▶ WHAT IS BEING ASKED
For this exercise, repeat the whole listing below exactly. Leave the pictures out.

________________

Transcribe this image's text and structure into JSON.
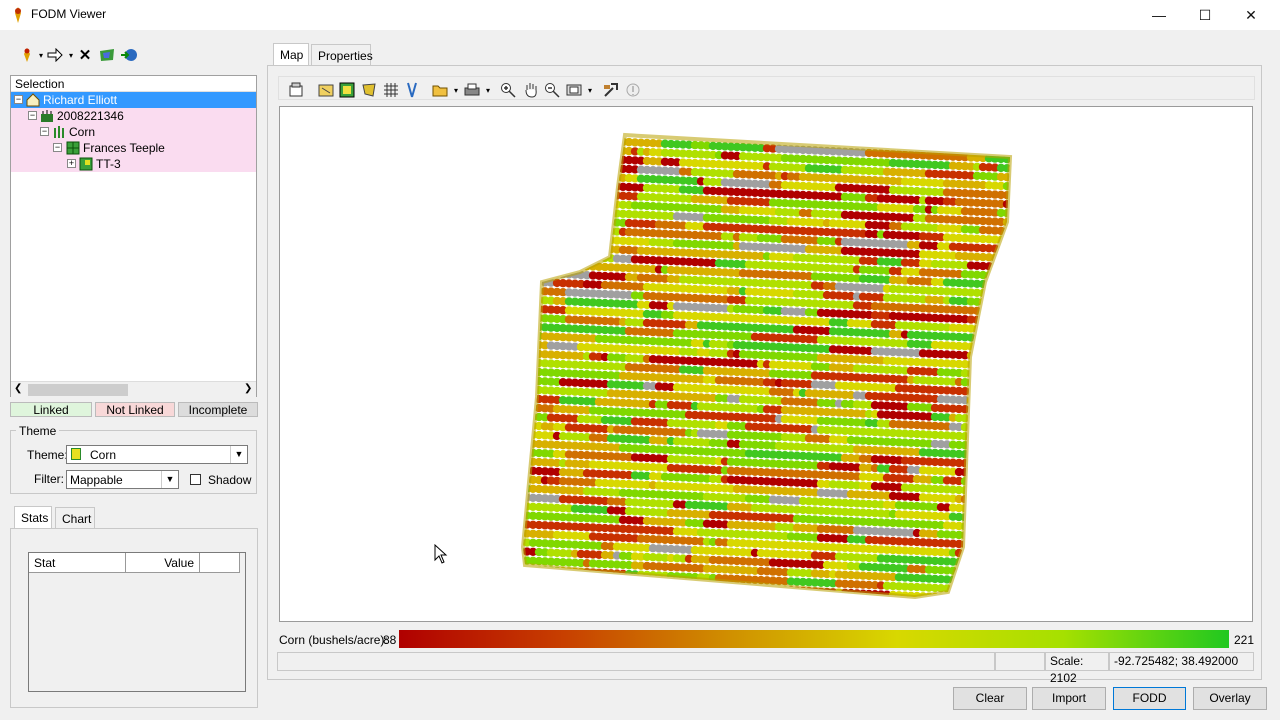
{
  "window": {
    "title": "FODM Viewer",
    "minimize": "—",
    "maximize": "☐",
    "close": "✕"
  },
  "left_toolbar": {
    "icons": [
      "wand-icon",
      "arrow-right-icon",
      "delete-icon",
      "map-icon",
      "globe-icon"
    ]
  },
  "tree": {
    "header": "Selection",
    "items": [
      {
        "label": "Richard Elliott",
        "expander": "−"
      },
      {
        "label": "2008221346",
        "expander": "−"
      },
      {
        "label": "Corn",
        "expander": "−"
      },
      {
        "label": "Frances Teeple",
        "expander": "−"
      },
      {
        "label": "TT-3",
        "expander": "+"
      }
    ]
  },
  "link_status": {
    "linked": "Linked",
    "not_linked": "Not Linked",
    "incomplete": "Incomplete"
  },
  "theme": {
    "group_label": "Theme",
    "theme_label": "Theme:",
    "theme_value": "Corn",
    "filter_label": "Filter:",
    "filter_value": "Mappable",
    "shadow_label": "Shadow"
  },
  "lower_tabs": {
    "stats": "Stats",
    "chart": "Chart"
  },
  "stats_table": {
    "columns": [
      "Stat",
      "Value"
    ]
  },
  "main_tabs": {
    "map": "Map",
    "properties": "Properties"
  },
  "legend": {
    "label": "Corn (bushels/acre):",
    "min": "88",
    "max": "221"
  },
  "status": {
    "scale": "Scale: 2102",
    "coords": "-92.725482; 38.492000"
  },
  "buttons": {
    "clear": "Clear",
    "import": "Import",
    "fodd": "FODD",
    "overlay": "Overlay"
  },
  "colors": {
    "selection": "#3399ff",
    "pink": "#fadcf0",
    "linked": "#dff5dc",
    "not_linked": "#f8d8d8",
    "incomplete": "#dcdcdc"
  }
}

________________

▶ SOLVED PROBLEM
Transcribe this image's text and structure into JSON.
{
  "window": {
    "title": "FODM Viewer",
    "minimize": "—",
    "maximize": "☐",
    "close": "✕"
  },
  "left_toolbar": {
    "icons": [
      "wand-icon",
      "arrow-right-icon",
      "delete-icon",
      "map-icon",
      "globe-icon"
    ]
  },
  "tree": {
    "header": "Selection",
    "items": [
      {
        "label": "Richard Elliott",
        "expander": "−"
      },
      {
        "label": "2008221346",
        "expander": "−"
      },
      {
        "label": "Corn",
        "expander": "−"
      },
      {
        "label": "Frances Teeple",
        "expander": "−"
      },
      {
        "label": "TT-3",
        "expander": "+"
      }
    ]
  },
  "link_status": {
    "linked": "Linked",
    "not_linked": "Not Linked",
    "incomplete": "Incomplete"
  },
  "theme": {
    "group_label": "Theme",
    "theme_label": "Theme:",
    "theme_value": "Corn",
    "filter_label": "Filter:",
    "filter_value": "Mappable",
    "shadow_label": "Shadow"
  },
  "lower_tabs": {
    "stats": "Stats",
    "chart": "Chart"
  },
  "stats_table": {
    "columns": [
      "Stat",
      "Value"
    ]
  },
  "main_tabs": {
    "map": "Map",
    "properties": "Properties"
  },
  "legend": {
    "label": "Corn (bushels/acre):",
    "min": "88",
    "max": "221"
  },
  "status": {
    "scale": "Scale: 2102",
    "coords": "-92.725482; 38.492000"
  },
  "buttons": {
    "clear": "Clear",
    "import": "Import",
    "fodd": "FODD",
    "overlay": "Overlay"
  },
  "colors": {
    "selection": "#3399ff",
    "pink": "#fadcf0",
    "linked": "#dff5dc",
    "not_linked": "#f8d8d8",
    "incomplete": "#dcdcdc"
  }
}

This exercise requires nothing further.